Dick Fiore, senior director of sales for transmission and mobility for Thomson Grass Valley, said that their biggest concern is sufficient staffing for field operations. "We've been working with customers and the RF system manufacturers for 18 months to prepare for the final transition to digital. That advanced effort has been a critical part of our success in managing the transition."
Mike Rosso, vice president of sales for Axcera said they're adjusting their workforce to deal with the crunch. "The industry is challenged to fully support stations," he said. "We also build S band and L band transmitters, so we can move people from one market to another when a market spikes. Now, we're moving people into the VHF transmitter area to support customers going back to VHF for their final digital channel."
WHAT HAPPENS FEB. 17?
Many broadcasters and manufacturers plan to have a large number of people in the field to support the Feb. 17 transition. "We have been working on this for a long time and we don't need to ask everyone to be available," Glenn said. "They want to be there for the switchover."
Yet concerns remain. Earle Connors, director of engineering for the Oklahoma Educational Television Authority, notes that many rural cable television systems have not yet upgraded their headends to receive digital TV channels. Connors is also concerned about some new set-top boxes.
"We've received more than 100 phone calls from people having problems with new DTV convertor boxes," he said. "Many of the boxes do not pass analog, so people can't view their analog channels today. In other cases, the boxes do not appear to have the receive sensitivity of their analog TV sets, requiring more substantial outdoor antennas to receive the digital signals."
After years of operating dual analog and digital facilities, many broadcast engineers are looking forward to operating just their digital infrastructure. However, some broadcast stations will continue to have significant transition efforts after February.

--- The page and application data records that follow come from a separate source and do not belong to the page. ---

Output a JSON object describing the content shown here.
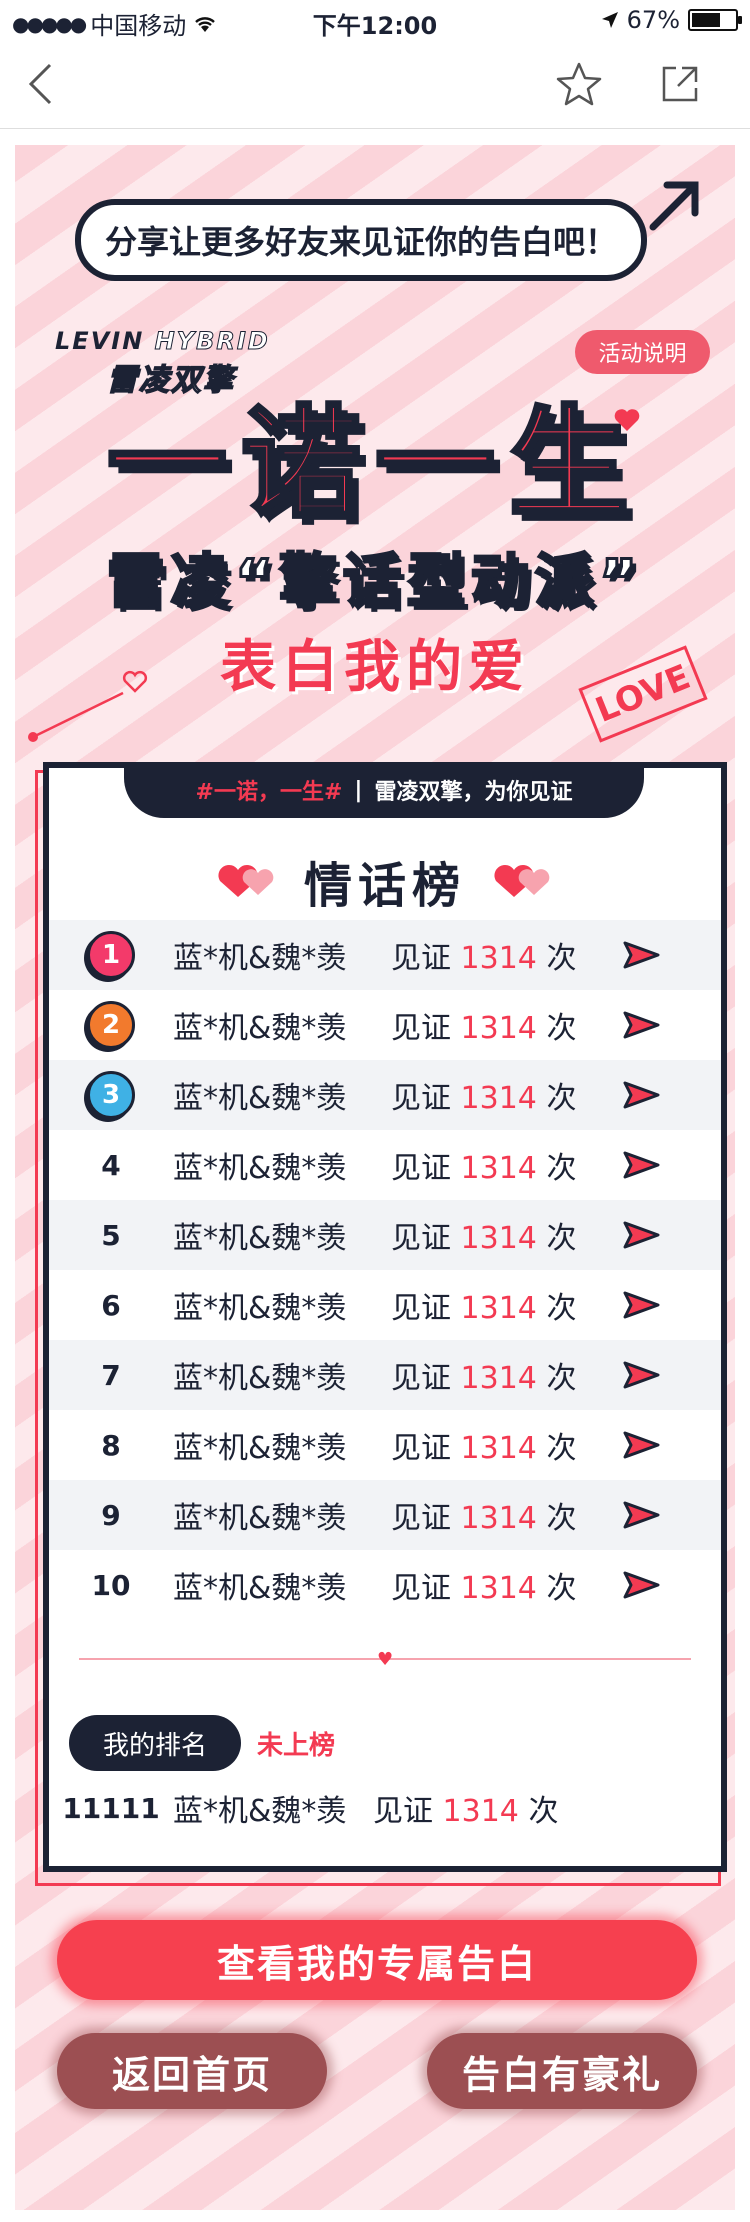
{
  "status_bar": {
    "carrier": "中国移动",
    "time": "下午12:00",
    "battery": "67%",
    "battery_level": 0.67
  },
  "banner": {
    "share_text": "分享让更多好友来见证你的告白吧！",
    "brand_en_1": "LEVIN",
    "brand_en_2": "HYBRID",
    "brand_cn": "雷凌双擎",
    "rules_button": "活动说明",
    "headline_1": "一诺一生",
    "headline_2": "雷凌“擎话型动派”",
    "headline_3": "表白我的爱",
    "stamp": "LOVE"
  },
  "board": {
    "tag_hashtag": "#一诺，一生#",
    "tag_separator": "|",
    "tag_text": "雷凌双擎，为你见证",
    "title": "情话榜",
    "rows": [
      {
        "rank": "1",
        "name": "蓝*机&魏*羡",
        "prefix": "见证",
        "count": "1314",
        "suffix": "次"
      },
      {
        "rank": "2",
        "name": "蓝*机&魏*羡",
        "prefix": "见证",
        "count": "1314",
        "suffix": "次"
      },
      {
        "rank": "3",
        "name": "蓝*机&魏*羡",
        "prefix": "见证",
        "count": "1314",
        "suffix": "次"
      },
      {
        "rank": "4",
        "name": "蓝*机&魏*羡",
        "prefix": "见证",
        "count": "1314",
        "suffix": "次"
      },
      {
        "rank": "5",
        "name": "蓝*机&魏*羡",
        "prefix": "见证",
        "count": "1314",
        "suffix": "次"
      },
      {
        "rank": "6",
        "name": "蓝*机&魏*羡",
        "prefix": "见证",
        "count": "1314",
        "suffix": "次"
      },
      {
        "rank": "7",
        "name": "蓝*机&魏*羡",
        "prefix": "见证",
        "count": "1314",
        "suffix": "次"
      },
      {
        "rank": "8",
        "name": "蓝*机&魏*羡",
        "prefix": "见证",
        "count": "1314",
        "suffix": "次"
      },
      {
        "rank": "9",
        "name": "蓝*机&魏*羡",
        "prefix": "见证",
        "count": "1314",
        "suffix": "次"
      },
      {
        "rank": "10",
        "name": "蓝*机&魏*羡",
        "prefix": "见证",
        "count": "1314",
        "suffix": "次"
      }
    ],
    "medal_colors": [
      "#f33a6a",
      "#f27a2d",
      "#3fb1e5"
    ],
    "my_rank_label": "我的排名",
    "my_rank_status": "未上榜",
    "my_row": {
      "rank": "11111",
      "name": "蓝*机&魏*羡",
      "prefix": "见证",
      "count": "1314",
      "suffix": "次"
    }
  },
  "buttons": {
    "primary": "查看我的专属告白",
    "back_home": "返回首页",
    "gift": "告白有豪礼"
  },
  "colors": {
    "accent": "#f33a52",
    "navy": "#1c2234",
    "stripe_light": "#fde9ec",
    "stripe_dark": "#fbd4da"
  }
}
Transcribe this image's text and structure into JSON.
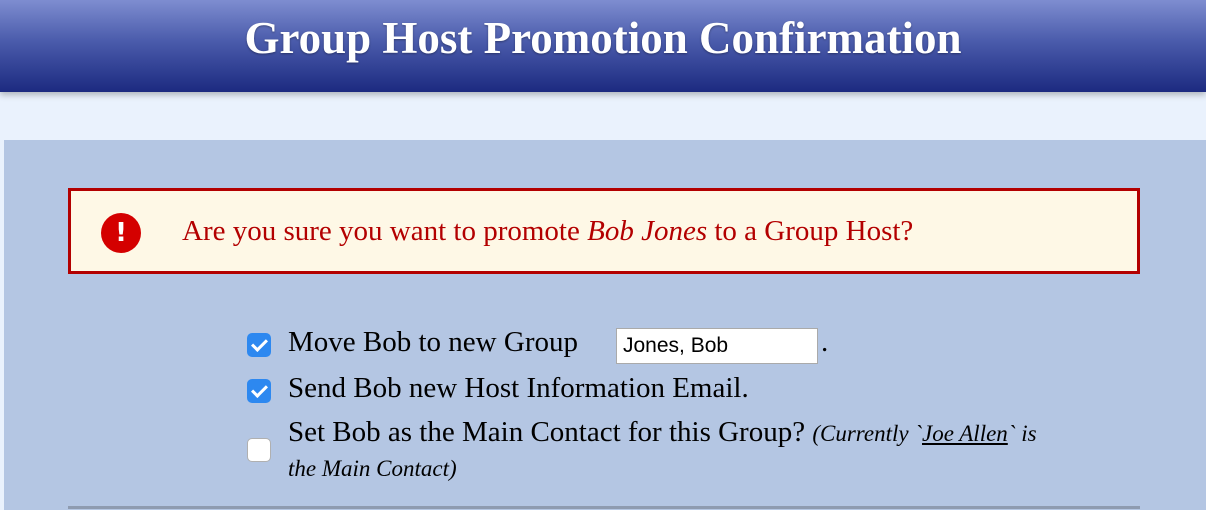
{
  "header": {
    "title": "Group Host Promotion Confirmation"
  },
  "alert": {
    "icon": "exclamation-icon",
    "icon_glyph": "!",
    "text_before": "Are you sure you want to promote ",
    "member_name": "Bob Jones",
    "text_after": " to a Group Host?",
    "color": "#b30000"
  },
  "options": {
    "move_group": {
      "checked": true,
      "label": "Move Bob to new Group",
      "group_value": "Jones, Bob",
      "period": "."
    },
    "send_email": {
      "checked": true,
      "label": "Send Bob new Host Information Email."
    },
    "main_contact": {
      "checked": false,
      "label": "Set Bob as the Main Contact for this Group?",
      "note_prefix": "(Currently `",
      "current_contact": "Joe Allen",
      "note_suffix_line1": "` is",
      "note_line2": "the Main Contact)"
    }
  },
  "colors": {
    "header_top": "#7e8dd0",
    "header_bottom": "#1c2a80",
    "panel": "#b4c6e3",
    "checkbox_checked": "#2d88f0"
  }
}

"Quite a few of our stations have been granted maximization, so we will be running around to stations after February to increase power," said Steve Hastings, network RF manager for the Trinity Broadcast Network. "We're also converting some of our analog transmitters to digital and moving them into redundancy roles."
Larcan's Adamson remains confident, about the industry's readiness. "Broadcasters have done a stellar job responding to the challenge and the vast majority will be ready," he said.